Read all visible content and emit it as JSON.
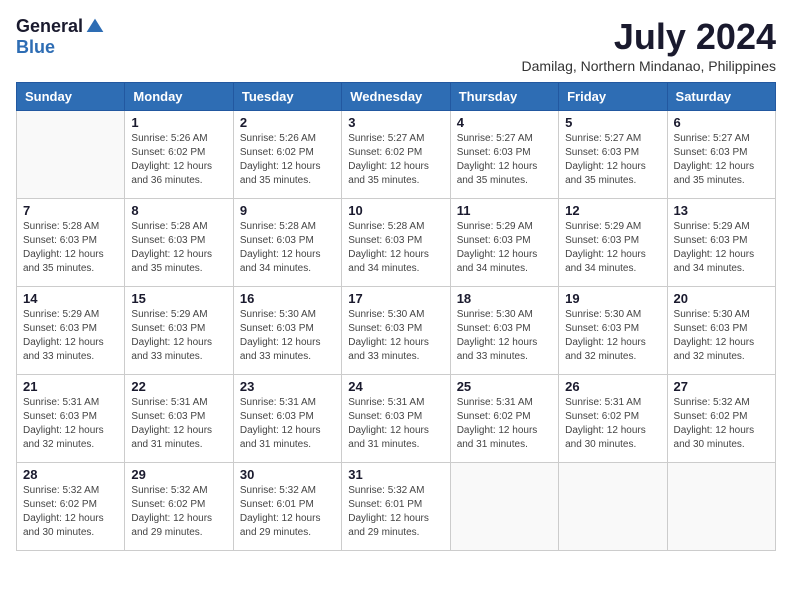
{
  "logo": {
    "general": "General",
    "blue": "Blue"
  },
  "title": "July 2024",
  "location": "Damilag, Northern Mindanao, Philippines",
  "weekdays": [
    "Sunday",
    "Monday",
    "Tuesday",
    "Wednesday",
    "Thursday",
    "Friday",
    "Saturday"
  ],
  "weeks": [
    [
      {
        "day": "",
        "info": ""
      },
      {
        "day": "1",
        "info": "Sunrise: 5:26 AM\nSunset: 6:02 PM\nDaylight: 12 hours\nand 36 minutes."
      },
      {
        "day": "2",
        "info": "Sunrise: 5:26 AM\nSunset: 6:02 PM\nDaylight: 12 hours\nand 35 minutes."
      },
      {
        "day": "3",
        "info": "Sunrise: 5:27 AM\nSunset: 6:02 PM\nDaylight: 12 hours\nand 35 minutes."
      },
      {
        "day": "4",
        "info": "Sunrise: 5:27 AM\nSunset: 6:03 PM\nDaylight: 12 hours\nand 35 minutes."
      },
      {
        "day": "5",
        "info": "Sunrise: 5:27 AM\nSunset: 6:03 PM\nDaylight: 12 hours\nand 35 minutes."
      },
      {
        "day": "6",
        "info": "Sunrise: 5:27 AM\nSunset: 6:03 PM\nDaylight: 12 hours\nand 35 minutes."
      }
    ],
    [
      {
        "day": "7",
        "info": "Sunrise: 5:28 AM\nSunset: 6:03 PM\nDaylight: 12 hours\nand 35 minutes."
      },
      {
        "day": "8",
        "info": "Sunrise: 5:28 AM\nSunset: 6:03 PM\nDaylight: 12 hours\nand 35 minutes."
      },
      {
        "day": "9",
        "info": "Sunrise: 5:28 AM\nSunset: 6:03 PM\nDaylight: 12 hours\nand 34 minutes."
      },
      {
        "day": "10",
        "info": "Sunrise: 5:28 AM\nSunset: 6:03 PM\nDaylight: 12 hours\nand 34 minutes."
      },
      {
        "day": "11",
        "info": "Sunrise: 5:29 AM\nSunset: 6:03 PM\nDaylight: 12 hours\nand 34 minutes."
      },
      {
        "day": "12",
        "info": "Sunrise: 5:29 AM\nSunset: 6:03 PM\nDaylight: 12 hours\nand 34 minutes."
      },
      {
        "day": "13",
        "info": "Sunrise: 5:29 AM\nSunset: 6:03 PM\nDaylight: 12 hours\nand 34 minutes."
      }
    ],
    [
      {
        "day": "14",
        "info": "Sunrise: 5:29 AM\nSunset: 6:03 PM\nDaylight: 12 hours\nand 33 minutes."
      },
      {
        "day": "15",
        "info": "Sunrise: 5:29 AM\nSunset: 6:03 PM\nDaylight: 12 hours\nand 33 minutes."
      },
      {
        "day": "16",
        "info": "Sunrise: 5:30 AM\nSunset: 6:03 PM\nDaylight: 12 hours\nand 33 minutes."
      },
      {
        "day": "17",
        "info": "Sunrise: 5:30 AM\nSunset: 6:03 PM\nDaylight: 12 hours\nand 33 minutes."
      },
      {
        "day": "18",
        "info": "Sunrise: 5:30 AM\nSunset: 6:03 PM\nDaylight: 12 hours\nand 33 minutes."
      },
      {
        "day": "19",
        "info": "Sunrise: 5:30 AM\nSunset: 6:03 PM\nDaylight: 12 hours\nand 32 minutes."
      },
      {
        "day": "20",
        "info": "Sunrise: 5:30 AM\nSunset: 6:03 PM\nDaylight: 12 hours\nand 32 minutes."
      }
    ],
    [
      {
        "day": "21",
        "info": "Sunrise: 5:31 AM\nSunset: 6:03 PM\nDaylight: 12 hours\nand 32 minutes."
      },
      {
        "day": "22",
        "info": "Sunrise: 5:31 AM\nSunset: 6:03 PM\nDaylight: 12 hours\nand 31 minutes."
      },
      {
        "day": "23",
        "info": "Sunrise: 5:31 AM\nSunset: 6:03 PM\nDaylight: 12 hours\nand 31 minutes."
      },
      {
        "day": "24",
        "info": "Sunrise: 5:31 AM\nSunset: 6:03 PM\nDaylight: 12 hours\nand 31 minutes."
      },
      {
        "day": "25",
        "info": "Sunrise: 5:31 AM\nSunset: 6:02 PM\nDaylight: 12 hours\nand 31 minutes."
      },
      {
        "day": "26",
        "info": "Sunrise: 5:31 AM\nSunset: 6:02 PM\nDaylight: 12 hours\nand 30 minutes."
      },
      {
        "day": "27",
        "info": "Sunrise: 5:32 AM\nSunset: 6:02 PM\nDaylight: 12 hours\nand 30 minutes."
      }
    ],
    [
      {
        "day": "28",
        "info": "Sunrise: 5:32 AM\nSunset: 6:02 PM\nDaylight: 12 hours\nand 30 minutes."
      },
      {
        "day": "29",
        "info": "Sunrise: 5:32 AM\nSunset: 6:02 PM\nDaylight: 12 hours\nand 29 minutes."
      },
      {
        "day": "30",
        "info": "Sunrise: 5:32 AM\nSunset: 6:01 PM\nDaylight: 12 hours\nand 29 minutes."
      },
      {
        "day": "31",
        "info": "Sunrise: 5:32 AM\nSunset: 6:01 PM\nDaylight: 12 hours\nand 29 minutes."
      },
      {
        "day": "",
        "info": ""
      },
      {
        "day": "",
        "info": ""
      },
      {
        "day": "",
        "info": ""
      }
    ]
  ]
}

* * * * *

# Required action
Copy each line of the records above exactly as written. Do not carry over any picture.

# Task answer
Read all visible content and emit it as JSON.
{
  "logo": {
    "general": "General",
    "blue": "Blue"
  },
  "title": "July 2024",
  "location": "Damilag, Northern Mindanao, Philippines",
  "weekdays": [
    "Sunday",
    "Monday",
    "Tuesday",
    "Wednesday",
    "Thursday",
    "Friday",
    "Saturday"
  ],
  "weeks": [
    [
      {
        "day": "",
        "info": ""
      },
      {
        "day": "1",
        "info": "Sunrise: 5:26 AM\nSunset: 6:02 PM\nDaylight: 12 hours\nand 36 minutes."
      },
      {
        "day": "2",
        "info": "Sunrise: 5:26 AM\nSunset: 6:02 PM\nDaylight: 12 hours\nand 35 minutes."
      },
      {
        "day": "3",
        "info": "Sunrise: 5:27 AM\nSunset: 6:02 PM\nDaylight: 12 hours\nand 35 minutes."
      },
      {
        "day": "4",
        "info": "Sunrise: 5:27 AM\nSunset: 6:03 PM\nDaylight: 12 hours\nand 35 minutes."
      },
      {
        "day": "5",
        "info": "Sunrise: 5:27 AM\nSunset: 6:03 PM\nDaylight: 12 hours\nand 35 minutes."
      },
      {
        "day": "6",
        "info": "Sunrise: 5:27 AM\nSunset: 6:03 PM\nDaylight: 12 hours\nand 35 minutes."
      }
    ],
    [
      {
        "day": "7",
        "info": "Sunrise: 5:28 AM\nSunset: 6:03 PM\nDaylight: 12 hours\nand 35 minutes."
      },
      {
        "day": "8",
        "info": "Sunrise: 5:28 AM\nSunset: 6:03 PM\nDaylight: 12 hours\nand 35 minutes."
      },
      {
        "day": "9",
        "info": "Sunrise: 5:28 AM\nSunset: 6:03 PM\nDaylight: 12 hours\nand 34 minutes."
      },
      {
        "day": "10",
        "info": "Sunrise: 5:28 AM\nSunset: 6:03 PM\nDaylight: 12 hours\nand 34 minutes."
      },
      {
        "day": "11",
        "info": "Sunrise: 5:29 AM\nSunset: 6:03 PM\nDaylight: 12 hours\nand 34 minutes."
      },
      {
        "day": "12",
        "info": "Sunrise: 5:29 AM\nSunset: 6:03 PM\nDaylight: 12 hours\nand 34 minutes."
      },
      {
        "day": "13",
        "info": "Sunrise: 5:29 AM\nSunset: 6:03 PM\nDaylight: 12 hours\nand 34 minutes."
      }
    ],
    [
      {
        "day": "14",
        "info": "Sunrise: 5:29 AM\nSunset: 6:03 PM\nDaylight: 12 hours\nand 33 minutes."
      },
      {
        "day": "15",
        "info": "Sunrise: 5:29 AM\nSunset: 6:03 PM\nDaylight: 12 hours\nand 33 minutes."
      },
      {
        "day": "16",
        "info": "Sunrise: 5:30 AM\nSunset: 6:03 PM\nDaylight: 12 hours\nand 33 minutes."
      },
      {
        "day": "17",
        "info": "Sunrise: 5:30 AM\nSunset: 6:03 PM\nDaylight: 12 hours\nand 33 minutes."
      },
      {
        "day": "18",
        "info": "Sunrise: 5:30 AM\nSunset: 6:03 PM\nDaylight: 12 hours\nand 33 minutes."
      },
      {
        "day": "19",
        "info": "Sunrise: 5:30 AM\nSunset: 6:03 PM\nDaylight: 12 hours\nand 32 minutes."
      },
      {
        "day": "20",
        "info": "Sunrise: 5:30 AM\nSunset: 6:03 PM\nDaylight: 12 hours\nand 32 minutes."
      }
    ],
    [
      {
        "day": "21",
        "info": "Sunrise: 5:31 AM\nSunset: 6:03 PM\nDaylight: 12 hours\nand 32 minutes."
      },
      {
        "day": "22",
        "info": "Sunrise: 5:31 AM\nSunset: 6:03 PM\nDaylight: 12 hours\nand 31 minutes."
      },
      {
        "day": "23",
        "info": "Sunrise: 5:31 AM\nSunset: 6:03 PM\nDaylight: 12 hours\nand 31 minutes."
      },
      {
        "day": "24",
        "info": "Sunrise: 5:31 AM\nSunset: 6:03 PM\nDaylight: 12 hours\nand 31 minutes."
      },
      {
        "day": "25",
        "info": "Sunrise: 5:31 AM\nSunset: 6:02 PM\nDaylight: 12 hours\nand 31 minutes."
      },
      {
        "day": "26",
        "info": "Sunrise: 5:31 AM\nSunset: 6:02 PM\nDaylight: 12 hours\nand 30 minutes."
      },
      {
        "day": "27",
        "info": "Sunrise: 5:32 AM\nSunset: 6:02 PM\nDaylight: 12 hours\nand 30 minutes."
      }
    ],
    [
      {
        "day": "28",
        "info": "Sunrise: 5:32 AM\nSunset: 6:02 PM\nDaylight: 12 hours\nand 30 minutes."
      },
      {
        "day": "29",
        "info": "Sunrise: 5:32 AM\nSunset: 6:02 PM\nDaylight: 12 hours\nand 29 minutes."
      },
      {
        "day": "30",
        "info": "Sunrise: 5:32 AM\nSunset: 6:01 PM\nDaylight: 12 hours\nand 29 minutes."
      },
      {
        "day": "31",
        "info": "Sunrise: 5:32 AM\nSunset: 6:01 PM\nDaylight: 12 hours\nand 29 minutes."
      },
      {
        "day": "",
        "info": ""
      },
      {
        "day": "",
        "info": ""
      },
      {
        "day": "",
        "info": ""
      }
    ]
  ]
}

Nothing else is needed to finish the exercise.